------ SUPPLIED MATERIAL ------
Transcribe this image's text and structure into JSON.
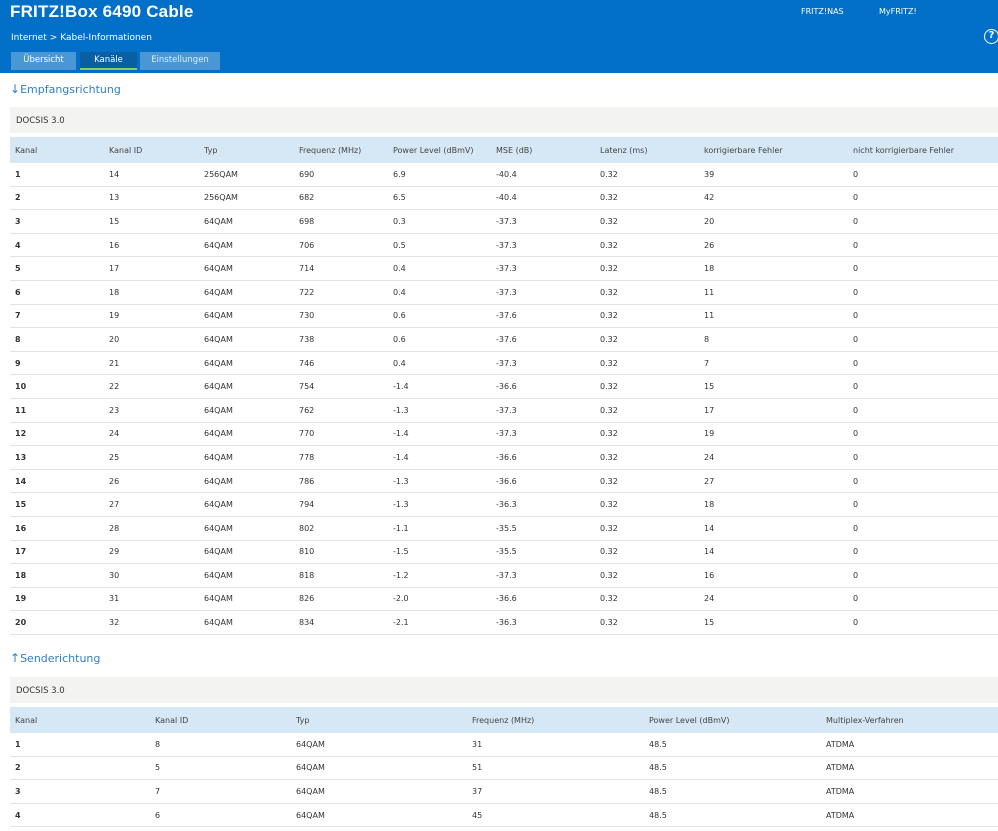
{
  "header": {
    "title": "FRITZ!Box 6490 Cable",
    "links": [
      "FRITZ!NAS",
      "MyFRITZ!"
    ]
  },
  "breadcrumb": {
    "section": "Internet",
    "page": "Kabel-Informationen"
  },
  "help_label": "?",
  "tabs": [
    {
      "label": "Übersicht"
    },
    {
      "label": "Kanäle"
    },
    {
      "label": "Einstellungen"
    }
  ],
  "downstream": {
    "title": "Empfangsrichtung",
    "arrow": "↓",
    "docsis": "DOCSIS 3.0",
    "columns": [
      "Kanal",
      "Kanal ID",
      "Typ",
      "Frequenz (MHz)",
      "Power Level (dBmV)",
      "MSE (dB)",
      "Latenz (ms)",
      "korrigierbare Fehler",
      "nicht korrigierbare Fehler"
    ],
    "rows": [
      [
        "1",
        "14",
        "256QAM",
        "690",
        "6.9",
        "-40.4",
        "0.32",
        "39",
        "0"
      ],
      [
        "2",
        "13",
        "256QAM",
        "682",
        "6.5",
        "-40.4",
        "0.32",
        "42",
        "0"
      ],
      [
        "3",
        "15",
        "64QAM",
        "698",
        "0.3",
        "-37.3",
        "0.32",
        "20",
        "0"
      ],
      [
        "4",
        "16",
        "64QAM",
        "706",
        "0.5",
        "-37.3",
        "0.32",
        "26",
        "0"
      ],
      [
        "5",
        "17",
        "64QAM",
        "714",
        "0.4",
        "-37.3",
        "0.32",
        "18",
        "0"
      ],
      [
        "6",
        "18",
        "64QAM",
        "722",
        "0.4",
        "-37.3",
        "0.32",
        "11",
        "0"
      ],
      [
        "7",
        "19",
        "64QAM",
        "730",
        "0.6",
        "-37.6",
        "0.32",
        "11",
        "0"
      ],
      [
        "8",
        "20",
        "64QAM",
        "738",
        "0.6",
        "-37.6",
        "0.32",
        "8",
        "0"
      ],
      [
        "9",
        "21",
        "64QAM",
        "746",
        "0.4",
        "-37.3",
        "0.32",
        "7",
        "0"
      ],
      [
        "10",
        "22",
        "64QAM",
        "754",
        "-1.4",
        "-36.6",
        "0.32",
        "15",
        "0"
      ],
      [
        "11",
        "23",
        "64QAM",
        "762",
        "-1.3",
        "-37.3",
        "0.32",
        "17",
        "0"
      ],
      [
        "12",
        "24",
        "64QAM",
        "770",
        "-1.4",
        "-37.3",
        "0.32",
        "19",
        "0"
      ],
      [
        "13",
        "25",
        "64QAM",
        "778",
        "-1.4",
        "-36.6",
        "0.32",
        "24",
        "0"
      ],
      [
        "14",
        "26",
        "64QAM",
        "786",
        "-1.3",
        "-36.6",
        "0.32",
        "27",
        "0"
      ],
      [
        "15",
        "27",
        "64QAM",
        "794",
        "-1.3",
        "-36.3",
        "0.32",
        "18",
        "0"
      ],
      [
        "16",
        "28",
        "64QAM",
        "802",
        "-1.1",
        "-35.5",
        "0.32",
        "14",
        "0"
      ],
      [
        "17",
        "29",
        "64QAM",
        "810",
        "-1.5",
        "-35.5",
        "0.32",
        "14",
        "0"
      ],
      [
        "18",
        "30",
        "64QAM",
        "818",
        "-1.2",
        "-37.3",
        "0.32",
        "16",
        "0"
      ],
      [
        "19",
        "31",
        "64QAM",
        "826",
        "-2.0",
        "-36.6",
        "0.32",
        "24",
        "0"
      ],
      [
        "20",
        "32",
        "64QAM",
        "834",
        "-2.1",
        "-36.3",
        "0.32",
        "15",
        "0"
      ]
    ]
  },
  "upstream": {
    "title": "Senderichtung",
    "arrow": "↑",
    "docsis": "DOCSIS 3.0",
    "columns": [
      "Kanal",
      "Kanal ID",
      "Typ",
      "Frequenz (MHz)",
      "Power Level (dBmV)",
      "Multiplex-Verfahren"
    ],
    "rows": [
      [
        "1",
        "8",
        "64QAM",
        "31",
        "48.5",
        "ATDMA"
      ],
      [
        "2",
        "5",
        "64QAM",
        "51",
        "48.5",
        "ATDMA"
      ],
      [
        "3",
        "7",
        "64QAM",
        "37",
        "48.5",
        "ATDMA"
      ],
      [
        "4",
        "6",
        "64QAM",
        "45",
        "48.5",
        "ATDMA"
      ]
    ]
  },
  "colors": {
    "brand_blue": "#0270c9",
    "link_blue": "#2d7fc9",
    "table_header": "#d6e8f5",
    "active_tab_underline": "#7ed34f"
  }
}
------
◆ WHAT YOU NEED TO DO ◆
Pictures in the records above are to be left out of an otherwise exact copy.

◆ RESPONSE FOR THIS EXERCISE ◆
Transcribe this image's text and structure into JSON.
{
  "header": {
    "title": "FRITZ!Box 6490 Cable",
    "links": [
      "FRITZ!NAS",
      "MyFRITZ!"
    ]
  },
  "breadcrumb": {
    "section": "Internet",
    "page": "Kabel-Informationen"
  },
  "help_label": "?",
  "tabs": [
    {
      "label": "Übersicht"
    },
    {
      "label": "Kanäle"
    },
    {
      "label": "Einstellungen"
    }
  ],
  "downstream": {
    "title": "Empfangsrichtung",
    "arrow": "↓",
    "docsis": "DOCSIS 3.0",
    "columns": [
      "Kanal",
      "Kanal ID",
      "Typ",
      "Frequenz (MHz)",
      "Power Level (dBmV)",
      "MSE (dB)",
      "Latenz (ms)",
      "korrigierbare Fehler",
      "nicht korrigierbare Fehler"
    ],
    "rows": [
      [
        "1",
        "14",
        "256QAM",
        "690",
        "6.9",
        "-40.4",
        "0.32",
        "39",
        "0"
      ],
      [
        "2",
        "13",
        "256QAM",
        "682",
        "6.5",
        "-40.4",
        "0.32",
        "42",
        "0"
      ],
      [
        "3",
        "15",
        "64QAM",
        "698",
        "0.3",
        "-37.3",
        "0.32",
        "20",
        "0"
      ],
      [
        "4",
        "16",
        "64QAM",
        "706",
        "0.5",
        "-37.3",
        "0.32",
        "26",
        "0"
      ],
      [
        "5",
        "17",
        "64QAM",
        "714",
        "0.4",
        "-37.3",
        "0.32",
        "18",
        "0"
      ],
      [
        "6",
        "18",
        "64QAM",
        "722",
        "0.4",
        "-37.3",
        "0.32",
        "11",
        "0"
      ],
      [
        "7",
        "19",
        "64QAM",
        "730",
        "0.6",
        "-37.6",
        "0.32",
        "11",
        "0"
      ],
      [
        "8",
        "20",
        "64QAM",
        "738",
        "0.6",
        "-37.6",
        "0.32",
        "8",
        "0"
      ],
      [
        "9",
        "21",
        "64QAM",
        "746",
        "0.4",
        "-37.3",
        "0.32",
        "7",
        "0"
      ],
      [
        "10",
        "22",
        "64QAM",
        "754",
        "-1.4",
        "-36.6",
        "0.32",
        "15",
        "0"
      ],
      [
        "11",
        "23",
        "64QAM",
        "762",
        "-1.3",
        "-37.3",
        "0.32",
        "17",
        "0"
      ],
      [
        "12",
        "24",
        "64QAM",
        "770",
        "-1.4",
        "-37.3",
        "0.32",
        "19",
        "0"
      ],
      [
        "13",
        "25",
        "64QAM",
        "778",
        "-1.4",
        "-36.6",
        "0.32",
        "24",
        "0"
      ],
      [
        "14",
        "26",
        "64QAM",
        "786",
        "-1.3",
        "-36.6",
        "0.32",
        "27",
        "0"
      ],
      [
        "15",
        "27",
        "64QAM",
        "794",
        "-1.3",
        "-36.3",
        "0.32",
        "18",
        "0"
      ],
      [
        "16",
        "28",
        "64QAM",
        "802",
        "-1.1",
        "-35.5",
        "0.32",
        "14",
        "0"
      ],
      [
        "17",
        "29",
        "64QAM",
        "810",
        "-1.5",
        "-35.5",
        "0.32",
        "14",
        "0"
      ],
      [
        "18",
        "30",
        "64QAM",
        "818",
        "-1.2",
        "-37.3",
        "0.32",
        "16",
        "0"
      ],
      [
        "19",
        "31",
        "64QAM",
        "826",
        "-2.0",
        "-36.6",
        "0.32",
        "24",
        "0"
      ],
      [
        "20",
        "32",
        "64QAM",
        "834",
        "-2.1",
        "-36.3",
        "0.32",
        "15",
        "0"
      ]
    ]
  },
  "upstream": {
    "title": "Senderichtung",
    "arrow": "↑",
    "docsis": "DOCSIS 3.0",
    "columns": [
      "Kanal",
      "Kanal ID",
      "Typ",
      "Frequenz (MHz)",
      "Power Level (dBmV)",
      "Multiplex-Verfahren"
    ],
    "rows": [
      [
        "1",
        "8",
        "64QAM",
        "31",
        "48.5",
        "ATDMA"
      ],
      [
        "2",
        "5",
        "64QAM",
        "51",
        "48.5",
        "ATDMA"
      ],
      [
        "3",
        "7",
        "64QAM",
        "37",
        "48.5",
        "ATDMA"
      ],
      [
        "4",
        "6",
        "64QAM",
        "45",
        "48.5",
        "ATDMA"
      ]
    ]
  },
  "colors": {
    "brand_blue": "#0270c9",
    "link_blue": "#2d7fc9",
    "table_header": "#d6e8f5",
    "active_tab_underline": "#7ed34f"
  }
}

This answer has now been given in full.